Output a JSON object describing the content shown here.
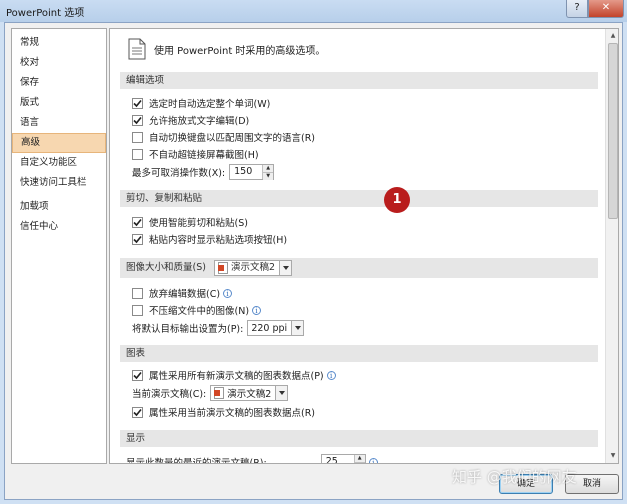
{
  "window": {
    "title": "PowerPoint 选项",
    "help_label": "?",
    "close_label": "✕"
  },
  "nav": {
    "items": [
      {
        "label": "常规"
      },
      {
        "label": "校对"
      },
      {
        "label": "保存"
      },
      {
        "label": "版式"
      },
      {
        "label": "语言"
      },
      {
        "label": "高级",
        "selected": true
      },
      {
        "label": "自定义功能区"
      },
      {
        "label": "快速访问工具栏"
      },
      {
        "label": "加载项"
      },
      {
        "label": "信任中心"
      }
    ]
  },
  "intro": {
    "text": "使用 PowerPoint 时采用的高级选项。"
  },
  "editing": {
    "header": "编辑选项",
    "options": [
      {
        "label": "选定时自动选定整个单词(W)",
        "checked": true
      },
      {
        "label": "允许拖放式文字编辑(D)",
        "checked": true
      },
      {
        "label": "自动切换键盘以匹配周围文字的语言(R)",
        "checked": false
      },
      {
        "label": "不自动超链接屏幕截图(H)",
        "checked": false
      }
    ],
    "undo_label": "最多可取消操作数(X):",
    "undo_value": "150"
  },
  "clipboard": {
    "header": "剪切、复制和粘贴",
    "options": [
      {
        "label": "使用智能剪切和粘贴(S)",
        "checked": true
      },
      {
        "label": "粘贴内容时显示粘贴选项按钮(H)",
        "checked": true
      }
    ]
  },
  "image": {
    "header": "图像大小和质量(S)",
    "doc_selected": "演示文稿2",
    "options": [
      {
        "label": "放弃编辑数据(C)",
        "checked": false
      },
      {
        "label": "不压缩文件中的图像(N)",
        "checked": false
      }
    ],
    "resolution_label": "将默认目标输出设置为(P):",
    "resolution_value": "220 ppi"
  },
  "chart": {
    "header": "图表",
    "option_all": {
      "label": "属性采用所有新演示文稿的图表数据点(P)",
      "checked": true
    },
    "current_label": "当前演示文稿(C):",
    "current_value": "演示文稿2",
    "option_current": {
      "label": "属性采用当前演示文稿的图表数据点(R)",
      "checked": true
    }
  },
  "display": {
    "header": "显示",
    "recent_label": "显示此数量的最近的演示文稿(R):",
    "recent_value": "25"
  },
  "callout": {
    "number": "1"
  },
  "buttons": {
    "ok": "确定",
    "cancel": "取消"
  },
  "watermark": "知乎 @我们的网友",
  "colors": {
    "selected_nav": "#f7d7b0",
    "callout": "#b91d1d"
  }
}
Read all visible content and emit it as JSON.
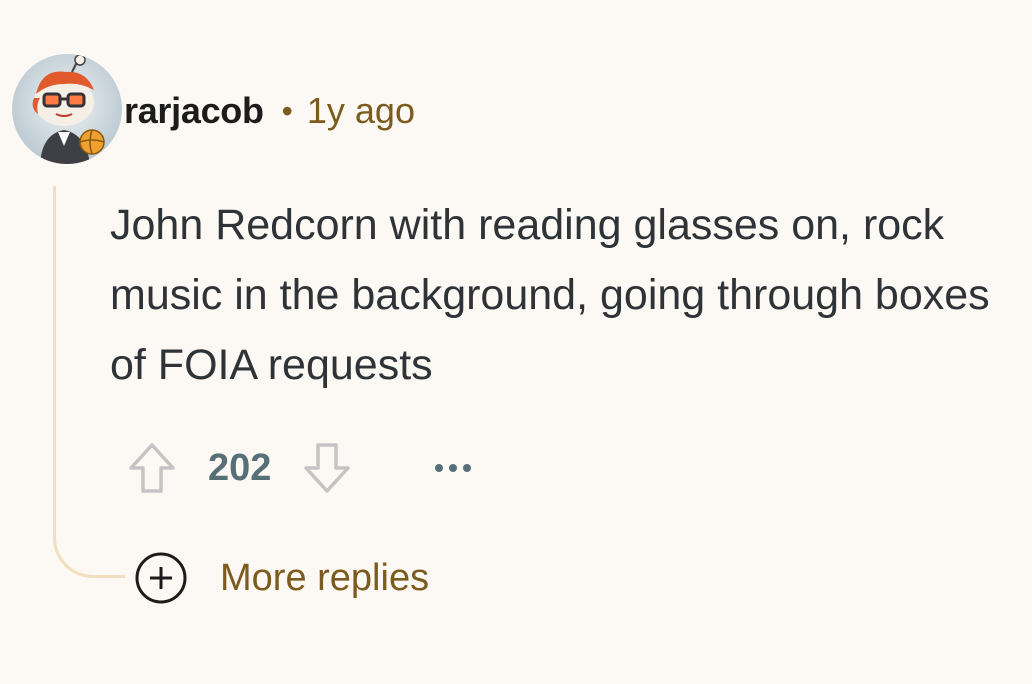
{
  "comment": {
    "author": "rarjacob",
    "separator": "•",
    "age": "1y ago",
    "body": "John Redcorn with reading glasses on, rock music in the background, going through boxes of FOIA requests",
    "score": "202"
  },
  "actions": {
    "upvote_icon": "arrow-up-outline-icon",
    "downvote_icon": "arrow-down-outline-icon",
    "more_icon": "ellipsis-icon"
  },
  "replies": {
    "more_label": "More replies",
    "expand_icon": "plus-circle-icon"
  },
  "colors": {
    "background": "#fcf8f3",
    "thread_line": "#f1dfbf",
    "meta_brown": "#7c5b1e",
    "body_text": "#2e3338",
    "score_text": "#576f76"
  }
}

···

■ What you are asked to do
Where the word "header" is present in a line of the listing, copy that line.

■ Answer box
    "header": "编辑选项",
    "header": "剪切、复制和粘贴",
    "header": "图像大小和质量(S)",
    "header": "图表",
    "header": "显示",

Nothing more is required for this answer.